A groundbreaking survey of Indian voters, formerly a lacuna in political research, by the think-tank Latino Decisions also points to more unity and engagement. Native turnout was high, including in places such as North Dakota where Indians faced attempts to discourage them from voting. It may have proved decisive in several races won by Democrats by thin margins, including Senate races in Arizona and Montana. And it was highest among voters aged 18-29, who were most energised by Standing Rock. Over a quarter of young native voters had volunteered for a mid-term campaign or voter-registration drive. Yet the survey also pointed to the traditional diversity of Indian views, which makes native Americans unlike other minority groups. They leant Democratic by a slimmer margin than blacks or Hispanics. Almost half of Indian men voted Republican. There were also signs of a long-standing ambivalence towards national politics. Though contemptuous of Mr Trump, most expressed little enthusiasm for either party.
Whose blood and soil?
It will fall to Ms Haaland and Ms Davids, alongside two existing Indian House members, Republicans Tom Cole and Markwayne Mullin of Oklahoma, to represent such contradictory sentiments. Indians are starting to behave politically more like other groups. Yet they remain heterodox and distinct. Mental health, land rights and criminal justice are among the problems that affect Indians differently, because of their history and because of provisions such as the Indian health service. A danger for the two native women is that, already hailed as champions of Indian social affairs, they will neglect their districts. Yet by providing a stronger, subtler voice for native Americans they have an opportunity to accelerate their engagement with national politics.
In a time of Trumpian nativism, that might be even more instructive for whites. “Native America provides a touchstone of identity: about who we westerners are and particularly who we are not,” wrote the anthropologist J.C.H. King. Ms Haaland calls herself a 35th-generation New Mexican.
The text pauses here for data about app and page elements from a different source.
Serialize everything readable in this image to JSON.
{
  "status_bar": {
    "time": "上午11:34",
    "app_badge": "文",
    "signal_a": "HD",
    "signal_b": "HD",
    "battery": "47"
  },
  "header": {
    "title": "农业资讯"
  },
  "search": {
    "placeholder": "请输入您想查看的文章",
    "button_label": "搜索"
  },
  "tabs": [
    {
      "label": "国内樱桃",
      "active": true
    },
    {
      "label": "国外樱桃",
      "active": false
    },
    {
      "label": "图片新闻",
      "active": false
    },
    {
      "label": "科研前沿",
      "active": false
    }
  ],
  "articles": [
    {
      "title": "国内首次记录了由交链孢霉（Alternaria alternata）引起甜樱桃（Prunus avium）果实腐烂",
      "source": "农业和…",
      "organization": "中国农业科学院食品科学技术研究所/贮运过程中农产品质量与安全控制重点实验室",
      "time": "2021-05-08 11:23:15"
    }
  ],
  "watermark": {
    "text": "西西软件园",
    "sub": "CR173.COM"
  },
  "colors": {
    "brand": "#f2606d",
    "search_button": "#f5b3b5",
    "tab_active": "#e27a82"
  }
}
Mr Trump is a second-generation Scots-German American. The notion that he and his nativist followers have a proprietorial claim to America is absurd.